## [What is being asked]
Type out each entry exactly.

## [Input for this task]
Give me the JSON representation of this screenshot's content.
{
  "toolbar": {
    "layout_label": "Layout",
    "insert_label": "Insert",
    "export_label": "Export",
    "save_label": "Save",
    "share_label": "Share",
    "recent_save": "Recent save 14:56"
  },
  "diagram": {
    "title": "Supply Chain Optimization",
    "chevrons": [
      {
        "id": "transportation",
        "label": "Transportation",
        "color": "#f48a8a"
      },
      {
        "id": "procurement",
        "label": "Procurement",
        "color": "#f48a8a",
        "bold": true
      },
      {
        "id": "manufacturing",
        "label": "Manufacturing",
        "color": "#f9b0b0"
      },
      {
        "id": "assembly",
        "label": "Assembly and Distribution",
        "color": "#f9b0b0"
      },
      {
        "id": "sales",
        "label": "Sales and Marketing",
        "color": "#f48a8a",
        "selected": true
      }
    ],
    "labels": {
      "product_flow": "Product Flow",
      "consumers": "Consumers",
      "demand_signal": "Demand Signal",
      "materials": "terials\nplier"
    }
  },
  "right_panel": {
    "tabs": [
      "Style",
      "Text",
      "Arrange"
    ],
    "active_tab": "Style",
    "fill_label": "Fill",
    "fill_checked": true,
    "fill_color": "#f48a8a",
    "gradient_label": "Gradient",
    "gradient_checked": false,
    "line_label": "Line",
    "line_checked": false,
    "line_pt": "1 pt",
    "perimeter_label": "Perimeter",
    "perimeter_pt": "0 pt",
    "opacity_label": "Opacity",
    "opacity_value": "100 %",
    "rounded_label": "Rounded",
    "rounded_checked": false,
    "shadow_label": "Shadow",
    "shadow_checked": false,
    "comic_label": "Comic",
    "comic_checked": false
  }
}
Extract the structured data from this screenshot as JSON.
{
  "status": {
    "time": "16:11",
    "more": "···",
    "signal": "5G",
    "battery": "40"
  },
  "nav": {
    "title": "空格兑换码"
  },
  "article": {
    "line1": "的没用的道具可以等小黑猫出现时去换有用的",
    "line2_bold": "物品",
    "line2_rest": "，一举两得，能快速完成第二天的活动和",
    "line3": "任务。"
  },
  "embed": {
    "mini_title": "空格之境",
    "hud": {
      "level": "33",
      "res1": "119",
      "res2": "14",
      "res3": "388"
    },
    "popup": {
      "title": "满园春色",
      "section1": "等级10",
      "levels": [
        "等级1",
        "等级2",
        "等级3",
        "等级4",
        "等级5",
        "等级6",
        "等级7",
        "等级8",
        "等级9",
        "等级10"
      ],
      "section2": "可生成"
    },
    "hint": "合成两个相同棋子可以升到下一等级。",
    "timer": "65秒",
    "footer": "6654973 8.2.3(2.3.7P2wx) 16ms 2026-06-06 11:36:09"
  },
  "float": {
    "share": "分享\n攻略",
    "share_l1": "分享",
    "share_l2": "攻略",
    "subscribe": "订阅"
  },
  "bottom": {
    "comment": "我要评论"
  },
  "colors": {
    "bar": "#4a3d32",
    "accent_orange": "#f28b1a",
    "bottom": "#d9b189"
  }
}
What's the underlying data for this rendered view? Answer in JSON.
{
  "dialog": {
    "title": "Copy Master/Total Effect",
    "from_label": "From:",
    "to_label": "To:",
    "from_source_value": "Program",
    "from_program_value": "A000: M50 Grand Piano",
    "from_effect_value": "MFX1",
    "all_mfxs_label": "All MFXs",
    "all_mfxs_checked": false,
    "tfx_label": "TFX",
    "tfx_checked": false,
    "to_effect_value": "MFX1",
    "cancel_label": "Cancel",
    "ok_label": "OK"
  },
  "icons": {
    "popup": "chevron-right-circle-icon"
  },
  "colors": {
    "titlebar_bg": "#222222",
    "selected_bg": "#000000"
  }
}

## [Solution for this task]
Give me the JSON representation of this screenshot's content.
{
  "toolbar": {
    "layout_label": "Layout",
    "insert_label": "Insert",
    "export_label": "Export",
    "save_label": "Save",
    "share_label": "Share",
    "recent_save": "Recent save 14:56"
  },
  "diagram": {
    "title": "Supply Chain Optimization",
    "chevrons": [
      {
        "id": "transportation",
        "label": "Transportation",
        "color": "#f48a8a"
      },
      {
        "id": "procurement",
        "label": "Procurement",
        "color": "#f48a8a",
        "bold": true
      },
      {
        "id": "manufacturing",
        "label": "Manufacturing",
        "color": "#f9b0b0"
      },
      {
        "id": "assembly",
        "label": "Assembly and Distribution",
        "color": "#f9b0b0"
      },
      {
        "id": "sales",
        "label": "Sales and Marketing",
        "color": "#f48a8a",
        "selected": true
      }
    ],
    "labels": {
      "product_flow": "Product Flow",
      "consumers": "Consumers",
      "demand_signal": "Demand Signal",
      "materials": "terials\nplier"
    }
  },
  "right_panel": {
    "tabs": [
      "Style",
      "Text",
      "Arrange"
    ],
    "active_tab": "Style",
    "fill_label": "Fill",
    "fill_checked": true,
    "fill_color": "#f48a8a",
    "gradient_label": "Gradient",
    "gradient_checked": false,
    "line_label": "Line",
    "line_checked": false,
    "line_pt": "1 pt",
    "perimeter_label": "Perimeter",
    "perimeter_pt": "0 pt",
    "opacity_label": "Opacity",
    "opacity_value": "100 %",
    "rounded_label": "Rounded",
    "rounded_checked": false,
    "shadow_label": "Shadow",
    "shadow_checked": false,
    "comic_label": "Comic",
    "comic_checked": false
  }
}
Extract the structured data from this screenshot as JSON.
{
  "status": {
    "time": "16:11",
    "more": "···",
    "signal": "5G",
    "battery": "40"
  },
  "nav": {
    "title": "空格兑换码"
  },
  "article": {
    "line1": "的没用的道具可以等小黑猫出现时去换有用的",
    "line2_bold": "物品",
    "line2_rest": "，一举两得，能快速完成第二天的活动和",
    "line3": "任务。"
  },
  "embed": {
    "mini_title": "空格之境",
    "hud": {
      "level": "33",
      "res1": "119",
      "res2": "14",
      "res3": "388"
    },
    "popup": {
      "title": "满园春色",
      "section1": "等级10",
      "levels": [
        "等级1",
        "等级2",
        "等级3",
        "等级4",
        "等级5",
        "等级6",
        "等级7",
        "等级8",
        "等级9",
        "等级10"
      ],
      "section2": "可生成"
    },
    "hint": "合成两个相同棋子可以升到下一等级。",
    "timer": "65秒",
    "footer": "6654973 8.2.3(2.3.7P2wx) 16ms 2026-06-06 11:36:09"
  },
  "float": {
    "share": "分享\n攻略",
    "share_l1": "分享",
    "share_l2": "攻略",
    "subscribe": "订阅"
  },
  "bottom": {
    "comment": "我要评论"
  },
  "colors": {
    "bar": "#4a3d32",
    "accent_orange": "#f28b1a",
    "bottom": "#d9b189"
  }
}
What's the underlying data for this rendered view? Answer in JSON.
{
  "dialog": {
    "title": "Copy Master/Total Effect",
    "from_label": "From:",
    "to_label": "To:",
    "from_source_value": "Program",
    "from_program_value": "A000: M50 Grand Piano",
    "from_effect_value": "MFX1",
    "all_mfxs_label": "All MFXs",
    "all_mfxs_checked": false,
    "tfx_label": "TFX",
    "tfx_checked": false,
    "to_effect_value": "MFX1",
    "cancel_label": "Cancel",
    "ok_label": "OK"
  },
  "icons": {
    "popup": "chevron-right-circle-icon"
  },
  "colors": {
    "titlebar_bg": "#222222",
    "selected_bg": "#000000"
  }
}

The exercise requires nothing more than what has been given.